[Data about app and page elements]
━━━━━━━━━━━━━━━━
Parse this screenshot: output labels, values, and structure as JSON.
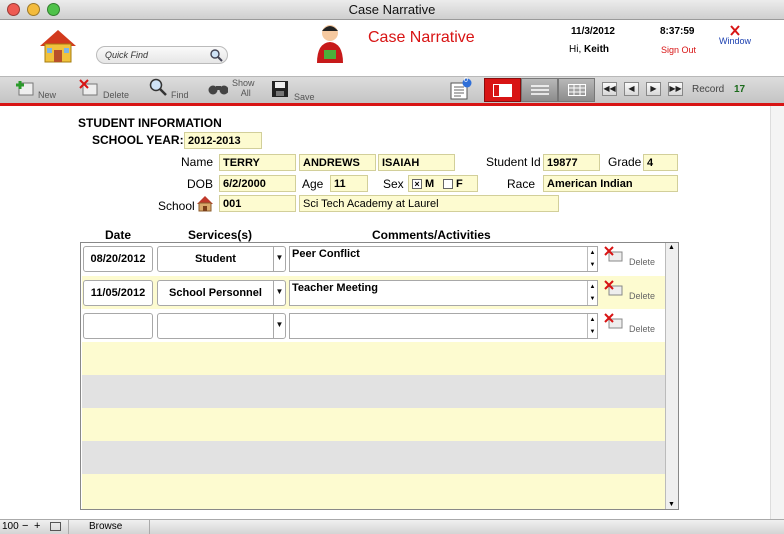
{
  "window": {
    "title": "Case Narrative"
  },
  "header": {
    "quick_find_placeholder": "Quick Find",
    "app_title": "Case Narrative",
    "date": "11/3/2012",
    "time": "8:37:59",
    "greeting": "Hi,",
    "user": "Keith",
    "sign_out": "Sign Out",
    "window_label": "Window"
  },
  "toolbar": {
    "new": "New",
    "delete": "Delete",
    "find": "Find",
    "show_all_1": "Show",
    "show_all_2": "All",
    "save": "Save",
    "badge": "0",
    "record_label": "Record",
    "record_number": "17"
  },
  "form": {
    "section_title": "STUDENT INFORMATION",
    "school_year_label": "SCHOOL YEAR:",
    "school_year": "2012-2013",
    "name_label": "Name",
    "first_name": "TERRY",
    "last_name": "ANDREWS",
    "middle_name": "ISAIAH",
    "student_id_label": "Student Id",
    "student_id": "19877",
    "grade_label": "Grade",
    "grade": "4",
    "dob_label": "DOB",
    "dob": "6/2/2000",
    "age_label": "Age",
    "age": "11",
    "sex_label": "Sex",
    "sex_m": "M",
    "sex_f": "F",
    "race_label": "Race",
    "race": "American Indian",
    "school_label": "School",
    "school_code": "001",
    "school_name": "Sci Tech Academy at Laurel"
  },
  "portal": {
    "headers": {
      "date": "Date",
      "services": "Services(s)",
      "comments": "Comments/Activities"
    },
    "rows": [
      {
        "date": "08/20/2012",
        "service": "Student",
        "comment": "Peer Conflict",
        "delete": "Delete"
      },
      {
        "date": "11/05/2012",
        "service": "School Personnel",
        "comment": "Teacher Meeting",
        "delete": "Delete"
      },
      {
        "date": "",
        "service": "",
        "comment": "",
        "delete": "Delete"
      }
    ]
  },
  "status": {
    "zoom": "100",
    "mode": "Browse"
  },
  "colors": {
    "accent_red": "#d81414",
    "field_yellow": "#fdfbd0",
    "row_gray": "#e2e2e2"
  }
}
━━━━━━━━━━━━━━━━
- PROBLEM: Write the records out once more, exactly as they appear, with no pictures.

- ANSWER AREA:
Parse this screenshot: output labels, values, and structure as JSON.
{
  "window": {
    "title": "Case Narrative"
  },
  "header": {
    "quick_find_placeholder": "Quick Find",
    "app_title": "Case Narrative",
    "date": "11/3/2012",
    "time": "8:37:59",
    "greeting": "Hi,",
    "user": "Keith",
    "sign_out": "Sign Out",
    "window_label": "Window"
  },
  "toolbar": {
    "new": "New",
    "delete": "Delete",
    "find": "Find",
    "show_all_1": "Show",
    "show_all_2": "All",
    "save": "Save",
    "badge": "0",
    "record_label": "Record",
    "record_number": "17"
  },
  "form": {
    "section_title": "STUDENT INFORMATION",
    "school_year_label": "SCHOOL YEAR:",
    "school_year": "2012-2013",
    "name_label": "Name",
    "first_name": "TERRY",
    "last_name": "ANDREWS",
    "middle_name": "ISAIAH",
    "student_id_label": "Student Id",
    "student_id": "19877",
    "grade_label": "Grade",
    "grade": "4",
    "dob_label": "DOB",
    "dob": "6/2/2000",
    "age_label": "Age",
    "age": "11",
    "sex_label": "Sex",
    "sex_m": "M",
    "sex_f": "F",
    "race_label": "Race",
    "race": "American Indian",
    "school_label": "School",
    "school_code": "001",
    "school_name": "Sci Tech Academy at Laurel"
  },
  "portal": {
    "headers": {
      "date": "Date",
      "services": "Services(s)",
      "comments": "Comments/Activities"
    },
    "rows": [
      {
        "date": "08/20/2012",
        "service": "Student",
        "comment": "Peer Conflict",
        "delete": "Delete"
      },
      {
        "date": "11/05/2012",
        "service": "School Personnel",
        "comment": "Teacher Meeting",
        "delete": "Delete"
      },
      {
        "date": "",
        "service": "",
        "comment": "",
        "delete": "Delete"
      }
    ]
  },
  "status": {
    "zoom": "100",
    "mode": "Browse"
  },
  "colors": {
    "accent_red": "#d81414",
    "field_yellow": "#fdfbd0",
    "row_gray": "#e2e2e2"
  }
}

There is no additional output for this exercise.